Join Gregor Sked and Shelley Read discuss how trusts both demonstrate quality advice and help get the right money into the right hands at the right time.
Hello – and welcome to our podcast. My name is Gregor Sked – and in this session I’m joined by Shelley Read. Today we’re going to be looking at trusts and, really, why you should be considering putting your client’s protection policies into trust, what does this mean for them and what are the advantages to you and your business?
So, according to Swiss Re’s 2021 Term and Health Watch report, looking at activity in 2020, we saw the number of Level Term Policies written into trust increase to 14%– which was up from 11% the previous year, and the number of Level Term Policies with Critical Illness Cover again being written into trust increase to 16% - so, up from 12%.
Now, Shelley, this is obviously great news to hear that more protection policies are being written into trust, so hopefully this is a strong indicator that advisers are feeling more confident about bringing trusts into their protection conversations.

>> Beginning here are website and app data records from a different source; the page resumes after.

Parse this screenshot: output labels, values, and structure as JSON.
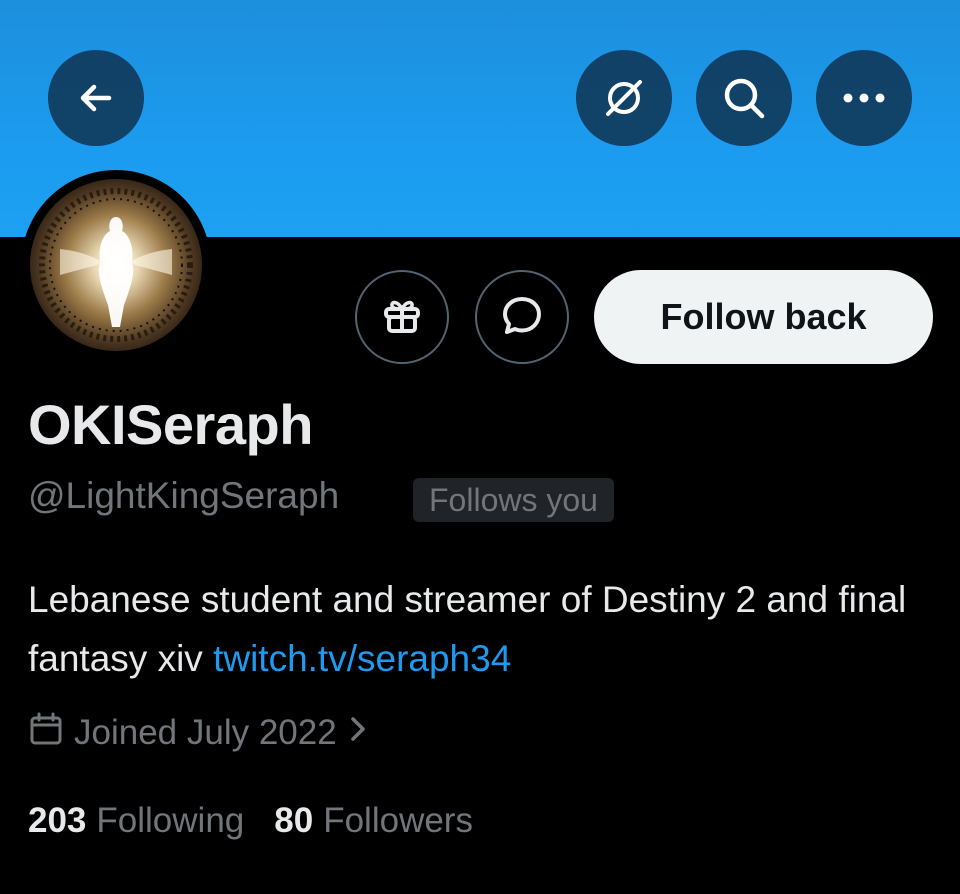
{
  "header": {
    "back_icon": "arrow-left-icon",
    "grok_icon": "slash-circle-icon",
    "search_icon": "search-icon",
    "more_icon": "more-horizontal-icon",
    "banner_color": "#1d9bf0"
  },
  "profile": {
    "display_name": "OKISeraph",
    "handle": "@LightKingSeraph",
    "follows_you": "Follows you",
    "bio_text": "Lebanese student and streamer of Destiny 2 and final fantasy xiv ",
    "bio_link": "twitch.tv/seraph34",
    "joined": "Joined July 2022",
    "joined_icon": "calendar-icon"
  },
  "actions": {
    "gift_icon": "gift-icon",
    "message_icon": "message-bubble-icon",
    "follow_back_label": "Follow back"
  },
  "stats": {
    "following_count": "203",
    "following_label": "Following",
    "followers_count": "80",
    "followers_label": "Followers"
  },
  "colors": {
    "accent": "#1d9bf0",
    "background": "#000000",
    "secondary_text": "#71767b",
    "button_light": "#eff3f4"
  }
}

But for advisers who may be unsure about how to talk trusts with clients, what would you say are the main reasons that advisers might want to consider bringing trusts into their sales process?
So, it’s definitely great news that we’re seeing more policies written into trust but there is still so much more room to grow the trust conversation.
But to address your question Gregor, I think we need to talk about why trusts should be a key thing to talk to clients about, and to do that we need to know why a client would benefit from a trust being used.
And one of my favourite lines in our industry is right money, right hands, right time. It’s a phrase that the industry has used for the last 20 or so years but it really does nail the reasons that a trust can help a client.
So, right money – what we’re talking about here is writing a policy in trust, and when a claim sadly has to be made, the money paid out is outside of the deceased person’s estate therefore mitigating the IHT liability.
Right hands – because beneficiaries can be nominated to receive the money from the trust, it means the proceeds will go to the right people.
And, finally, right time, so, when a claim needs to be made on a protection policy that’s written under trust, there’s no need to have a Grant of Probate (or a Certificate of Confirmation if you’re in Scotland) which, we know, can be a lengthy process to go through.
So, definitely clear advantages there for why clients would consider, and really should consider using trusts. But for advisers listening today whom writing policies in trust doesn’t form part of their normal sales process, what are some of the benefits to their business?
I think first and foremost talking about trusts demonstrates higher quality advice. For advisers who do talk about trusts, I think this puts the advice they give head and shoulders above the majority of the market. They’re demonstrating holistic, robust financial advice which means should the worst happen clients and their families receive the best possible outcome.
And, naturally if we’re looking at building trusts into a protection conversation we might see the result being an ever so slightly longer process. Do you think there's risks to the client’s engagement throughout the process?
There’s no doubt talking to clients about putting their protection policies in trust will necessitate a little longer meeting, but perhaps that’s not a bad thing? We feel this fundamental discussion not only puts your advice ahead but will also aid better client engagement. Trust advice will educate, inform and make the client aware of the many advantages they just wouldn’t have, in the main, known about. I’m confident this will result in better client engagement, professional respect and help develop a long-term client relationship.
Of course, trusts can also create new client opportunities too. So, when we’re placing policies in trust, we’re going to tend to need three key groups of people. We need the settlor (or the donor as they’re sometimes referred to as). This is the person (or maybe people) who are setting up the trust, and we need the trustees as well (or maybe just trustee), so the people responsible for looking after assets that are going in the trust. And of course we need to know who the beneficiaries are, so who is going to benefit from the assets held within the trust? So really, we’re going to be dealing with a few different people along the way, why not look to the clients trustees or even their beneficiaries as potential clients in the future?
Chances are, if a client has maybe given you the name of two or three trustees, they’ll have spoken to them about being a trustee which might get them thinking about their own situation – do they have protection now? Was a discussion about the importance of trusts ever had? You never know it might be a fantastic door opener.
Absolutely! And another extended benefit of the client being more engaged is that the chance of the policy staying in force for the duration of the term increases. Broadly speaking policies in trust have a much higher persistency rate than those not in trust. This may be due to the client having a much better understanding of the importance of their policies maybe, and the involvement of their chosen trustees further endorses this principal part of their family’s protection plans.
Thank you Shelley. I think there’s some powerful reasons there why trusts shouldn’t be overlooked within the protection conversation. And hopefully that’s got you thinking about where trusts could fit into your sales process too.
So, that’s it for this week – thanks for tuning in!